━━━ Supplied data

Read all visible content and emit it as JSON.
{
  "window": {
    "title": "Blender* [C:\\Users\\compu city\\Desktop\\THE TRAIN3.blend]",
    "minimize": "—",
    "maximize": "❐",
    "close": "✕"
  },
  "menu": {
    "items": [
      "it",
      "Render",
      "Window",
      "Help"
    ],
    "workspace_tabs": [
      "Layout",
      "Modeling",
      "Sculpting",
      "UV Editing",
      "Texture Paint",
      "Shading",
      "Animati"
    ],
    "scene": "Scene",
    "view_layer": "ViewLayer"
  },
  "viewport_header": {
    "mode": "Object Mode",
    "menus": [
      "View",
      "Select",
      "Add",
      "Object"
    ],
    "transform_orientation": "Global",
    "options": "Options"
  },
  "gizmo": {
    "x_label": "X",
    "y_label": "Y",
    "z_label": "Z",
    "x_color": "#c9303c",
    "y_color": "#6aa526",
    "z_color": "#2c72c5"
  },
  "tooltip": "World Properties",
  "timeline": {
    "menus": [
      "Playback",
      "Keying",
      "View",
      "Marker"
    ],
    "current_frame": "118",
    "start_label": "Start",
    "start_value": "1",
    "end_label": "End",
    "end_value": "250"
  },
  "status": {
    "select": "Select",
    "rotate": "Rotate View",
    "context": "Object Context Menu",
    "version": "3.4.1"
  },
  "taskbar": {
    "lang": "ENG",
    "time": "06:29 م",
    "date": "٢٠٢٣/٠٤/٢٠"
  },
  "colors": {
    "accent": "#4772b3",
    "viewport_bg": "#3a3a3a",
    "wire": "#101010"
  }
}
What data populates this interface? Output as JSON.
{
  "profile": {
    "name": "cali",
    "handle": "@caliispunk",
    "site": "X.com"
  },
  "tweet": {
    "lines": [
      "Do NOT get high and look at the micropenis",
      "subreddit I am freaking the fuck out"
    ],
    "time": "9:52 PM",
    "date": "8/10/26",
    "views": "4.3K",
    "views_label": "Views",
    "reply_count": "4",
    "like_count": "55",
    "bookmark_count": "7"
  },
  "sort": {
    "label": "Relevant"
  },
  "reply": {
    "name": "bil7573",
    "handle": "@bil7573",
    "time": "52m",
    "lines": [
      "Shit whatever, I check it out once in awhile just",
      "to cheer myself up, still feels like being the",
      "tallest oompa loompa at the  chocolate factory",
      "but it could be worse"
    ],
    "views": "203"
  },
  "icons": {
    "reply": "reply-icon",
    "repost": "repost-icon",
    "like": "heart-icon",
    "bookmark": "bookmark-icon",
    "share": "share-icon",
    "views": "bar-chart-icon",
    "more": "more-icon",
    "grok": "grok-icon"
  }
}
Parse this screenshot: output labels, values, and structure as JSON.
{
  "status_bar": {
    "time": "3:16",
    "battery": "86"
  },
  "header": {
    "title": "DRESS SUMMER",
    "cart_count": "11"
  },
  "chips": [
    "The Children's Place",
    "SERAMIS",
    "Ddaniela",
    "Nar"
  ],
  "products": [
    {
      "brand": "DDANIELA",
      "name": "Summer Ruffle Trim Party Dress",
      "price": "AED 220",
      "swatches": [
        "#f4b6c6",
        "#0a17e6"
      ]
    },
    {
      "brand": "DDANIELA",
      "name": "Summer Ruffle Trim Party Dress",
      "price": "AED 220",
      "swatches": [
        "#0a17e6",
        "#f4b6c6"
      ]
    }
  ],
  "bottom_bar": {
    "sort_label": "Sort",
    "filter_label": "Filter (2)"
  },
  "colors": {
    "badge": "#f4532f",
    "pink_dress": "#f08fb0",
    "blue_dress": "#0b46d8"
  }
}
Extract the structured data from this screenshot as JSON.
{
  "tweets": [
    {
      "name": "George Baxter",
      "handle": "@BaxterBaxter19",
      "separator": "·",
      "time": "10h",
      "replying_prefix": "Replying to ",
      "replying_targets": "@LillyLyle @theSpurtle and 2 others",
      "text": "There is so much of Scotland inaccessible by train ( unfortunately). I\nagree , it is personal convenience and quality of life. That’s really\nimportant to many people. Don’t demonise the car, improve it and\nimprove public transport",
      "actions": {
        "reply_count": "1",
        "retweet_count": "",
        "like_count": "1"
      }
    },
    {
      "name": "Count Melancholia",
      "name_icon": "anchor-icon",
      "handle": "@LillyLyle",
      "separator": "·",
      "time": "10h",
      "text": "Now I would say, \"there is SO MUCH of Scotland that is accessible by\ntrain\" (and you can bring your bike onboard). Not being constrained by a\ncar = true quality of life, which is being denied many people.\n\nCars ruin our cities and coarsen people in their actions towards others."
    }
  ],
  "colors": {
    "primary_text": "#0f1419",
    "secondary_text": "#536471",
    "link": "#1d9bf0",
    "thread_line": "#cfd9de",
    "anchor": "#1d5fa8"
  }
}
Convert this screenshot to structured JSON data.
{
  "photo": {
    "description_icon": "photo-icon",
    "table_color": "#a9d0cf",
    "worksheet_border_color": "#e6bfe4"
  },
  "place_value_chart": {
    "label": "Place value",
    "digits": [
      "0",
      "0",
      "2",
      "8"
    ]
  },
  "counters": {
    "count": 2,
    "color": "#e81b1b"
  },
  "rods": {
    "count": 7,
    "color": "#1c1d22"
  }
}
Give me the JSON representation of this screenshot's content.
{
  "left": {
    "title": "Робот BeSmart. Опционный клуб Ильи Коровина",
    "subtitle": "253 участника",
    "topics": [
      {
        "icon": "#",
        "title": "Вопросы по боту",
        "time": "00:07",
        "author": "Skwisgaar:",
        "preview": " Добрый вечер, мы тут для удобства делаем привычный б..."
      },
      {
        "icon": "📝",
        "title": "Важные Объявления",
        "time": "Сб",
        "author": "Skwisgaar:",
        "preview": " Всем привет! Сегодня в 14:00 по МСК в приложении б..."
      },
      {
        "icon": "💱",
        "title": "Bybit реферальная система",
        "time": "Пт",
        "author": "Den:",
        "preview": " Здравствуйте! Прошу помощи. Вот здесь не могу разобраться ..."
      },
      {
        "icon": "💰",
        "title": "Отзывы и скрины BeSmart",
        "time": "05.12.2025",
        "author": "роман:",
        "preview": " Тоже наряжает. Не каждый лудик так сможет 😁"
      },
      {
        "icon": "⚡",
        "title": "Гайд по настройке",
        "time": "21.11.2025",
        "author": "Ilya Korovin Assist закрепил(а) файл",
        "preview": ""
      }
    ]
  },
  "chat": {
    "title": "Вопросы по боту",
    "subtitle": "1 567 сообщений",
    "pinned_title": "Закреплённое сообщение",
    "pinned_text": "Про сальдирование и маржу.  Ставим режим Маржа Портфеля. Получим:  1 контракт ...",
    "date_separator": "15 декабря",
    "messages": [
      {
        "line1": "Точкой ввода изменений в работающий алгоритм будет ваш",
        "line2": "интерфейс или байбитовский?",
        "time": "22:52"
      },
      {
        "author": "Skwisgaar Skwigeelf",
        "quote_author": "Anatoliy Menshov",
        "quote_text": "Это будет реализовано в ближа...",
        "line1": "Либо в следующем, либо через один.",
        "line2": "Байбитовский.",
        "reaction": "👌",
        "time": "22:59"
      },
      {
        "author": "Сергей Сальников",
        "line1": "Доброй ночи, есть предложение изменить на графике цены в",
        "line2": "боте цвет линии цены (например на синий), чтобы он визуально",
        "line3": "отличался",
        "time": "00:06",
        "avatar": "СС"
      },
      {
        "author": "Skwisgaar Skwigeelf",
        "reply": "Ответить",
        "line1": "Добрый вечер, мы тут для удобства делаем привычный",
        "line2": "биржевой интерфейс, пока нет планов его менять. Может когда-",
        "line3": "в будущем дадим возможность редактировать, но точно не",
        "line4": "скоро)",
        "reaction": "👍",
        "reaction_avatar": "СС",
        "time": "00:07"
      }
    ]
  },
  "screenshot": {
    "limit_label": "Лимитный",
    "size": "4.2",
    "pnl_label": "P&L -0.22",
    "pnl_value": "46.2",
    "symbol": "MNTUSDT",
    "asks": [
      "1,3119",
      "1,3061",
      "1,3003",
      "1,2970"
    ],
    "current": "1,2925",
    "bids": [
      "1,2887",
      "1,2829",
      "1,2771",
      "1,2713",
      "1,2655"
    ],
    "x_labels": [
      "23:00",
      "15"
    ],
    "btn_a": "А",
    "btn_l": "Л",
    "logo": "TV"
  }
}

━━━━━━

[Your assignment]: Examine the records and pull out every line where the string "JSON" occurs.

[Result of the exercise]:
Read all visible content and emit it as JSON.
What data populates this interface? Output as JSON.
Parse this screenshot: output labels, values, and structure as JSON.
Extract the structured data from this screenshot as JSON.
Convert this screenshot to structured JSON data.
Give me the JSON representation of this screenshot's content.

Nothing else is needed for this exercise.